continue to fight for they are very cognizant of what happened in Egypt after the oust of Mubarak. They have seen what is possible in Algiers with
the declaration of - - of a civilian transition and - - and elections there. And that is what they want for themselves and that`s what they want
for their country and - - and we hopefully will be watching and waiting as they continue to push for that.
(END VIDEO CLIP)
AZUZ: And now our ongoing Positive Athlete Series sometimes it`s about an unfailingly good attitude. Sometimes it`s about the way a students helping
a community. Sometimes its about a competitor overcomes tragedy and that`s certainly what happened with Scott Tibbetts. After his older sister, a
college student named Molly was murdered last summer, Scott`s team rallied around him and he did his best to return their support.
(BEGIN VIDEO CLIP)
SCOTT TIBBETTS: I`ve always played quarterback in football ever since I can remember and I always said that if I didn`t play quarterback I`m not

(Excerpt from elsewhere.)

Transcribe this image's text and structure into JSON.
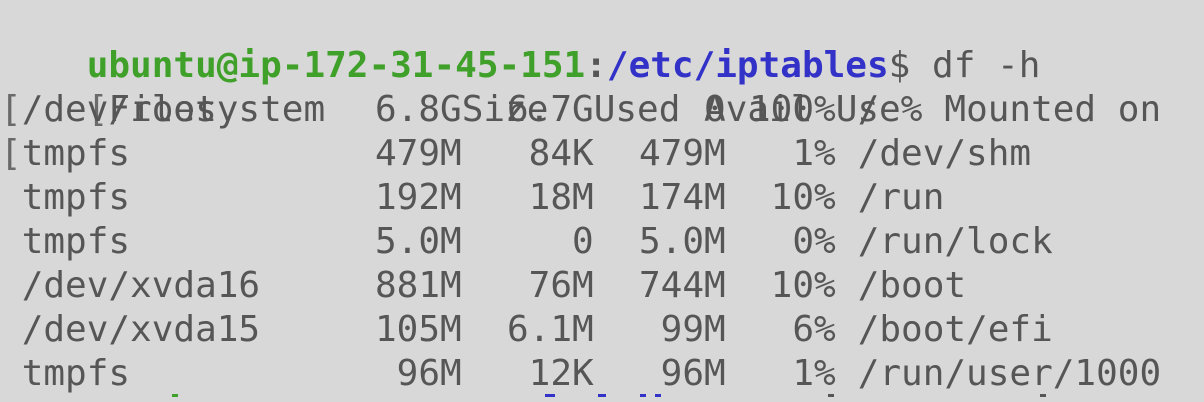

sure I`d play football. And it`s just really because I like the position, I like being the leader on the field.
UNIDENTIFIED MALE: I`d say in that senior class that he was probably the main guy before any of this stuff happened with his sister that stepped up
and took that leadership responsibility.
TIBBETTS: I feel like I had to be there for my team and my community after they had been there for me through all that.
UNIDENTIFIED MALE: With the news that he - - that he got about them finding his sister, you know obviously he needed some time when they get
news like that on a Tuesday that they`re probably not going to be ready to play on Friday.
TIBBETTS: I missed one or two practices that week and then I practiced the Thursday before and then I told them I was going to play.
UNIDENTIFIED MALE: He talked with his family. He has decided that he wanted to give it a try and ended up playing the game of his life. Which -
-which was just awesome for everybody involved to see.
TIBBETTS: You know, I had a different feeling because, you know, a lot of people were wearing teal. A lot of people were, you know, clearly there
supporting us. It was - - it was really special. I don`t run the ball very often so when I was able to run one in the whole team came around. It
felt a little different than a normal touchdown celebration and you know we had to lead at that point and everyone was pretty excited. I remembered
she always loved after - - after our games if I had ever played well she loved to come home and tell me how great I played and just how - - how much
fun she had watching me. So, I think she would love to see that.
UNIDENTIFIED MALE: I think it gave Scott something to - - and his family something to focus on that help them get through that obviously really
TIBBETTS: I mean, it was really cool because, you know, there`s quite a good turnout for the game, you know. It was far away but a lot of people
showed up and then my whole family was there. And it was cool just being able to, you know, go hug everyone after the game and it felt different
than a normal after high school football game when you`re just taking pictures. It felt a little more special.
UNIDENTIFIED MALE: I mean, I`m really proud of him for - - for what he did and the way that he did it and the example that he set.
TIBBETTS: Just being able to focus on football for a few hours, that was - - it was good. I think it was - - it really helped to play.
(END VIDEO CLIP)
AZUZ: If you`re into fast cars and all, meet the man who has your dream job. Rafaela DeSimone (ph) gets to test drive Ferraris for a living or as
he puts it to confirm that Ferraris are alive. He`s also an engineer but come on dude gets to drive Ferraris. On the track, in the hills around
Maranello, Italy, DeSimone (ph) says driving one of these is a unique experience and that they`re not only cars. That might be because they cost
more than houses but who wouldn`t "emotor" about having what ever formula it takes to "steer" a career that it`s so "aerodynamic".
You can burn off fuel, tread and calories if you have the inside line on drifting circuits all fast and "ferrarious". Who wouldn`t want to push to
start a career like that? I`m Carl "Alazuz" for CNN.